While performing at Star Lane, King met entrepreneur Waqas Syed. The two threw their first party together, CVNT, in 2022. “It was the underground party for Pride weekend,” Syed said. “It was meant to bring a bunch of different groups of people together with art and music.”
The pair quickly moved on to planning a new party with King at the helm. To King, a Houston Kiki ball was the natural next step. “When I started playing after-hours parties, I didn’t hear people playing ballroom stuff, especially in a club setting. Once we realized people were really messing with this, [planning] shifted from an ‘Amarji King party’ to more of a Houston ballroom showcase.”
To maintain the authenticity of the ball’s experience, King turned to their house mother, Mulan, for guidance and resources. A participant in the scene since 2017, Mulan is a studied drag performer, event organizer, and ball commentator.

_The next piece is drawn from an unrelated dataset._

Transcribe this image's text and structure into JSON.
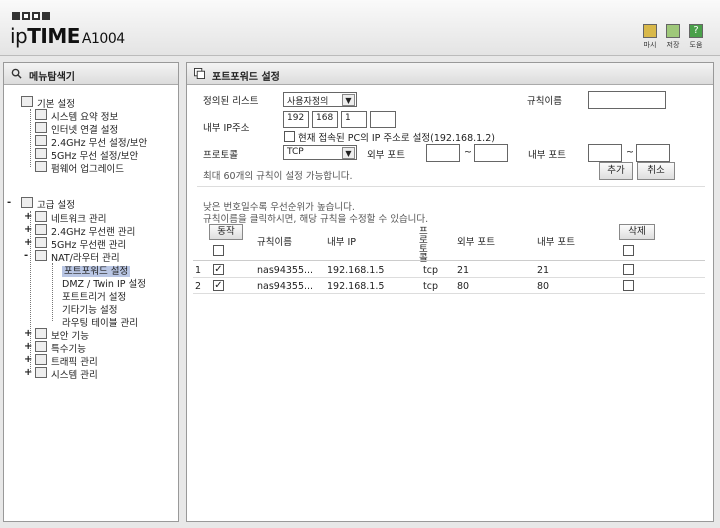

Together, King and Mulan are members of the House of Mulan Gulf Coast Chapter, one of the active Houses in Houston’s burgeoning ballroom scene.
King and Mulan knew the Gworls: Kiki Ball was more than another party on Houston’s nightlife circuit. As the city’s first ball in years, the event signaled Houston’s re-entrance into the Texas ballroom scene. “That was my main goal when [I entered] the Kiki scene,” Mulan said. “I wanted something to flourish in our Houston community. We have so much talent that goes unnoticed, and ultimately balls bring people out of their shells to do what they need to do.”
Planning the ball required a thoughtful and meticulous process. Syed sourced the venue months prior, intending to use it for a rave. But soon, he and King agreed that the venue—a two-story mansion on Houston’s West side—was the best home for the ball. With help from her network, Mulan secured the ball’s judges and a few tenured performers. King provided the beats for the night, sourcing from their deep collection of Soundcloud ballroom remixes and classic riffs.
During the night, “virgin” and seasoned competitors walked for grand prizes in categories including face, runway, and performance. In the ball’s final moments, Mulan and the judges directed the closing battles, boosted by King’s rolling mix of music.
And so ended the Gworls: Kiki Ball. For now. But King, Mulan, and the team are already considering the ball’s next installment.
If you’re wondering who won, you’re missing the main point of the ballroom scene, which is, primarily, to nurture a safe space for the mostly LGBTQ+ community to celebrate and safely express their considerable talents among friends, fans, and most of all, family.
“I feel like the main purpose of the ballroom was to show the world that these people on the back burner of society are equally as talented as the people society puts to the forefront,” King said. “As ballroom becomes more validated, it’s going to allow so many incredibly talented people to get recognized.”